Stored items
• • • • • • •

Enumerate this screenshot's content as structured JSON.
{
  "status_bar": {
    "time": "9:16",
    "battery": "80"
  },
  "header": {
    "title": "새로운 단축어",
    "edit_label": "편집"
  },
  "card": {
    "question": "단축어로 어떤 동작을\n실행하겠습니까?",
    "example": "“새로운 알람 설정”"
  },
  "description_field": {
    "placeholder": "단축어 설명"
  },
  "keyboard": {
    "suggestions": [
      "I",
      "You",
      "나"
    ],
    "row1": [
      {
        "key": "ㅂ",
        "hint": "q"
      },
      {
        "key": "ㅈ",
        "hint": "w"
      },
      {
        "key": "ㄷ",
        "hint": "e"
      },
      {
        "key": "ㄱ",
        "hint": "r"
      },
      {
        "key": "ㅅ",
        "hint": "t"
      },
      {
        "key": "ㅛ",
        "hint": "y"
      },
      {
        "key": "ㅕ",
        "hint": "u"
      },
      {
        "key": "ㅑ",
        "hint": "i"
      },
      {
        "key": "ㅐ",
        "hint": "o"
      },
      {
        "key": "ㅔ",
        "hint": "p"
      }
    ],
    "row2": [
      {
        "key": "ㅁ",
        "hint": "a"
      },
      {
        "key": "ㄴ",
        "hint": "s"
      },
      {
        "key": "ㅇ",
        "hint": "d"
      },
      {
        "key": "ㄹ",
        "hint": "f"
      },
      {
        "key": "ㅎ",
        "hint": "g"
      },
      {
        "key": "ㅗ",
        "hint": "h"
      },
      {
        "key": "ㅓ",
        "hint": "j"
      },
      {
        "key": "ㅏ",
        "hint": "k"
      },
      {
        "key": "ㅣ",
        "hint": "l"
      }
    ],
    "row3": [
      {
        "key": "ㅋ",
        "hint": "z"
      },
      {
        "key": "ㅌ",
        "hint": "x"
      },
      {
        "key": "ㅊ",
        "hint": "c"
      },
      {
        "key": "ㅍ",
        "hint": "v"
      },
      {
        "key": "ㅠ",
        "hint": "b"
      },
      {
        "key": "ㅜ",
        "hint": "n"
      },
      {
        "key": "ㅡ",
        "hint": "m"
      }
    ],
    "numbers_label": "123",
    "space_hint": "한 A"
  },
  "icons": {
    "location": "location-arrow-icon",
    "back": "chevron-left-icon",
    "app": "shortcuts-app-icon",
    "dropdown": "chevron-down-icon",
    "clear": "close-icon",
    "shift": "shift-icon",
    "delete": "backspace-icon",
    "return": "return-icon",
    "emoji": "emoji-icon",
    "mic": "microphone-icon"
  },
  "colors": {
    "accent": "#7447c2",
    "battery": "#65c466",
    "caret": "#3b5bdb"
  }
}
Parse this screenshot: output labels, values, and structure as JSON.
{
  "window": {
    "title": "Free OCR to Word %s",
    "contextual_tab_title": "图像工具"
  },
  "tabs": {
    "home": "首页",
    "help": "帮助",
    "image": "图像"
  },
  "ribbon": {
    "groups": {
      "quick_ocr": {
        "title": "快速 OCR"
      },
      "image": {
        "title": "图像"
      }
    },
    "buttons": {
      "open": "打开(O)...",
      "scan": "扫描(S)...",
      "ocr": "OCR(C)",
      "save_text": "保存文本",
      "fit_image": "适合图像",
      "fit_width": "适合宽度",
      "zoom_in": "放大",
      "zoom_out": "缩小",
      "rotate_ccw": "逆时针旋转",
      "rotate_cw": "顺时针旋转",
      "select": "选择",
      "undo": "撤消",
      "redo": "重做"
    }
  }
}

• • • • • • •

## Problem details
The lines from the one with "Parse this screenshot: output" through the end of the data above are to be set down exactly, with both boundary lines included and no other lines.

## Result below
Parse this screenshot: output labels, values, and structure as JSON.
{
  "window": {
    "title": "Free OCR to Word %s",
    "contextual_tab_title": "图像工具"
  },
  "tabs": {
    "home": "首页",
    "help": "帮助",
    "image": "图像"
  },
  "ribbon": {
    "groups": {
      "quick_ocr": {
        "title": "快速 OCR"
      },
      "image": {
        "title": "图像"
      }
    },
    "buttons": {
      "open": "打开(O)...",
      "scan": "扫描(S)...",
      "ocr": "OCR(C)",
      "save_text": "保存文本",
      "fit_image": "适合图像",
      "fit_width": "适合宽度",
      "zoom_in": "放大",
      "zoom_out": "缩小",
      "rotate_ccw": "逆时针旋转",
      "rotate_cw": "顺时针旋转",
      "select": "选择",
      "undo": "撤消",
      "redo": "重做"
    }
  }
}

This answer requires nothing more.